[Stored dataset items]
_ _ _ _ _ _ _

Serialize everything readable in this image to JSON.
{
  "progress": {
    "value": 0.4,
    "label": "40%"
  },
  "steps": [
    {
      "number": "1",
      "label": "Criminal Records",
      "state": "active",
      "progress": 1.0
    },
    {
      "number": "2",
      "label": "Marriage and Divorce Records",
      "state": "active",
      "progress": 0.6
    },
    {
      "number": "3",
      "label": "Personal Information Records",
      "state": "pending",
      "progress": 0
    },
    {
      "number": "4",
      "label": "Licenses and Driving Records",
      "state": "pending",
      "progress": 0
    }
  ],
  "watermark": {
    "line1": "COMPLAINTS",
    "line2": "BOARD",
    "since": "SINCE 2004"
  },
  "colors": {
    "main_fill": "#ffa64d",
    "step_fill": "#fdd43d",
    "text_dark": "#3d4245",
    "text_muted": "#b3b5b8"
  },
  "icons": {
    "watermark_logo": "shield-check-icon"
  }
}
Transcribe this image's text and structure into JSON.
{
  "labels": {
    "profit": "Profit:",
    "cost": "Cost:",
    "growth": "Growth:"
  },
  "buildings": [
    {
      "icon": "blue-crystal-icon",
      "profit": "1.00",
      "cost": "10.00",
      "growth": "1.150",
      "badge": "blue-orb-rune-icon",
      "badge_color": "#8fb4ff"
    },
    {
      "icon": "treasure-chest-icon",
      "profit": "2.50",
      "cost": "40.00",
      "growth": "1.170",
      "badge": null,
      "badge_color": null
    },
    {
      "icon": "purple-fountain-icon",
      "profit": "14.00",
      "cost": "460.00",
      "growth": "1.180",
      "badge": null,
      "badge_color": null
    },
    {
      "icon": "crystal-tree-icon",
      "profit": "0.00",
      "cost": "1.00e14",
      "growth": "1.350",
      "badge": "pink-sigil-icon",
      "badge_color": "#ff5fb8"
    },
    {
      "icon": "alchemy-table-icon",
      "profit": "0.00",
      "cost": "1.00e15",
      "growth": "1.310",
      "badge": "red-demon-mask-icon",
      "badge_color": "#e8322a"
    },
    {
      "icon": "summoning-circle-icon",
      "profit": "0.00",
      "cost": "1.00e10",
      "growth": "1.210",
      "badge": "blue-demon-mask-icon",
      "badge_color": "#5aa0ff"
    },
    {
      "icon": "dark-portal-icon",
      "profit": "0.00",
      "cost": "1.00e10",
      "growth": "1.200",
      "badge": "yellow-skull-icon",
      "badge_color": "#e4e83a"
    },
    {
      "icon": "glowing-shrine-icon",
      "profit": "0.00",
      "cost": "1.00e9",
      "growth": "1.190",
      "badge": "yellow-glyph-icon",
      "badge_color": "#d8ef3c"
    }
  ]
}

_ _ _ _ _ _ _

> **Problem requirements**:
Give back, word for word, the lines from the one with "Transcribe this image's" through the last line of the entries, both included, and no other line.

> **Response to this task**:
Transcribe this image's text and structure into JSON.
{
  "labels": {
    "profit": "Profit:",
    "cost": "Cost:",
    "growth": "Growth:"
  },
  "buildings": [
    {
      "icon": "blue-crystal-icon",
      "profit": "1.00",
      "cost": "10.00",
      "growth": "1.150",
      "badge": "blue-orb-rune-icon",
      "badge_color": "#8fb4ff"
    },
    {
      "icon": "treasure-chest-icon",
      "profit": "2.50",
      "cost": "40.00",
      "growth": "1.170",
      "badge": null,
      "badge_color": null
    },
    {
      "icon": "purple-fountain-icon",
      "profit": "14.00",
      "cost": "460.00",
      "growth": "1.180",
      "badge": null,
      "badge_color": null
    },
    {
      "icon": "crystal-tree-icon",
      "profit": "0.00",
      "cost": "1.00e14",
      "growth": "1.350",
      "badge": "pink-sigil-icon",
      "badge_color": "#ff5fb8"
    },
    {
      "icon": "alchemy-table-icon",
      "profit": "0.00",
      "cost": "1.00e15",
      "growth": "1.310",
      "badge": "red-demon-mask-icon",
      "badge_color": "#e8322a"
    },
    {
      "icon": "summoning-circle-icon",
      "profit": "0.00",
      "cost": "1.00e10",
      "growth": "1.210",
      "badge": "blue-demon-mask-icon",
      "badge_color": "#5aa0ff"
    },
    {
      "icon": "dark-portal-icon",
      "profit": "0.00",
      "cost": "1.00e10",
      "growth": "1.200",
      "badge": "yellow-skull-icon",
      "badge_color": "#e4e83a"
    },
    {
      "icon": "glowing-shrine-icon",
      "profit": "0.00",
      "cost": "1.00e9",
      "growth": "1.190",
      "badge": "yellow-glyph-icon",
      "badge_color": "#d8ef3c"
    }
  ]
}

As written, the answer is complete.